Personal DNA test reveals ancestors and health risks

Personal DNA test reveals ancestors and health risks


by STUART WATSON / NewsChannel 36 Staff

Bio | Email | Follow: @stuartwcnc

Posted on February 22, 2012 at 5:41 PM

Updated Wednesday, Feb 22 at 5:41 PM

CHARLOTTE, N.C. – Quick, how did your great grandmother die? Most of us have no idea. So when the doctor asks you about your family health history, you're doing well if you can go back two generations. Personal DNA testing is filling in the blanks for more and more Americans. 

Now you can order it yourself.

My sister and a buddy of mine both suggested I try out DNA testing through a Silicon Valley company called 23 and Me.

Coincidentally, we are all adopted, which presents its own challenges in tracking the genetic roulette that determines so much of our health. But you don't have to be adopted to be murky about your genetic past.

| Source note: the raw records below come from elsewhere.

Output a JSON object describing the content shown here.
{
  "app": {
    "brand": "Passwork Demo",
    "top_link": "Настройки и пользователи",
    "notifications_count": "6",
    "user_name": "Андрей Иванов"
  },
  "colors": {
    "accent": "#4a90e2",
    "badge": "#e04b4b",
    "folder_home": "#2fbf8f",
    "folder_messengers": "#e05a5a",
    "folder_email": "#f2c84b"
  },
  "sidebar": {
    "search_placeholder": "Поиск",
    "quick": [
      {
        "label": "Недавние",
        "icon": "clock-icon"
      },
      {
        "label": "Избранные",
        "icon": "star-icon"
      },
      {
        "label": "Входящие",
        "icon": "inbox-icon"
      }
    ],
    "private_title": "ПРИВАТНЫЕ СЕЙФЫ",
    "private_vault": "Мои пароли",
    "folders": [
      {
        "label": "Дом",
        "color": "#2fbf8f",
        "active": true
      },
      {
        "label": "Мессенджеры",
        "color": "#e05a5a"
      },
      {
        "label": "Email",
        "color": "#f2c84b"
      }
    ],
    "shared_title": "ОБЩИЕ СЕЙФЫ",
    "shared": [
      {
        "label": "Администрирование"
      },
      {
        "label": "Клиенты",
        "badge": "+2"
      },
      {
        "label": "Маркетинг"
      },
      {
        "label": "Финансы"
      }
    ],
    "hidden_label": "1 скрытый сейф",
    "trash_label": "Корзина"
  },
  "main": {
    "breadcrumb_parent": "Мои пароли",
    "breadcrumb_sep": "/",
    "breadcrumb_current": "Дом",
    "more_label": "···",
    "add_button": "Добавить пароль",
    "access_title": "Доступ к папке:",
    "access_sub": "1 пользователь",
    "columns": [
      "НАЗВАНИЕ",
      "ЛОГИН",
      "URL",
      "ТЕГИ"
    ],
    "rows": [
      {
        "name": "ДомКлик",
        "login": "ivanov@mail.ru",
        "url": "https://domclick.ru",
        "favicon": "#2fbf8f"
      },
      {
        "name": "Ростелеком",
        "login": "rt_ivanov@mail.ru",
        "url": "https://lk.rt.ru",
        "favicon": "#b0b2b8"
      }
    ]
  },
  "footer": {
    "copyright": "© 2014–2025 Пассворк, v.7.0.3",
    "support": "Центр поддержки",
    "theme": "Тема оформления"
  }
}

The process is simple enough: Order online, pony up $200.

They send you a sealed test tube with instructions. You spit in the tube. (Don't make jokes. I didn't spit correctly the first time around and had to do it over.) You ship the box to the lab. Weeks later, they email you a link to your very own password-protected results.

There are three distinct components to the results:

•    your health
•    your ancestry (ethnicity)
•    your distant cousins

Many people who start down this path to find out about their definitive ethnicity or genetic ancestry are instead immediately drawn to the health results.

First 23 and Me told me I was at elevated risk of Atrial Fibrillation, a heart arrhythmia. I was impressed, because at middle age, I've already experienced the disorder.

The health report also has good news. Because of my DNA, I am at decreased risk of diseases including prostate cancer and Alzheimer's. The news comes with a caveat: the risk of disease is still influenced by a wide variety of non-genetic factors.

The report goes on to spell out your "carrier status" for diseases, including breast cancer.
My sister survived breast cancer which presented when she was relatively young, in her early 30s.

As an adoptee she was particularly concerned about her status for the sake of her college-age daughter. She was relieved to find it negative, but the results offer no guarantee against the disease. Health check-ups are still important. 

In ancestry, I was so hoping for some African identity, some color, some cool. Alas, I am the pastiest white man in America—100 percent European. The DNA gets even more precise, honing in on Germany on my father's side, which is in keeping with what little genealogy I have done.

This web-based service is not nor does it purport to be. It's a blunt tool to do precise genealogy.

You would be unlikely to find immediate relatives through your DNA. What I mean is that you will probably not find first or even second cousins.  However, the social feature is perhaps the coolest.
By virtue of your membership and $200, you can immediately begin contacting third and fourth and fifth cousins and comparing names and family history. Never did I think I would be part of a social network based on haplogroup. Please do not ask me to define 'haplogroup'. Best I can tell, it's the genetic equivalent of a larger tribe, a very, very extended family around the planet.

You don't spend much time on 23 and Me without musing about the big picture, your little piece of human history and where you fit. Check out the YouTube Channel for 23 and Me here.

In the last few days the company has posted an appeal from none other than the Champ, Muhammad Ali, for fellow Parkinson's patients to use 23 and Me for free in the name of cracking the genetic code of the disease.

A moving story. A human connection.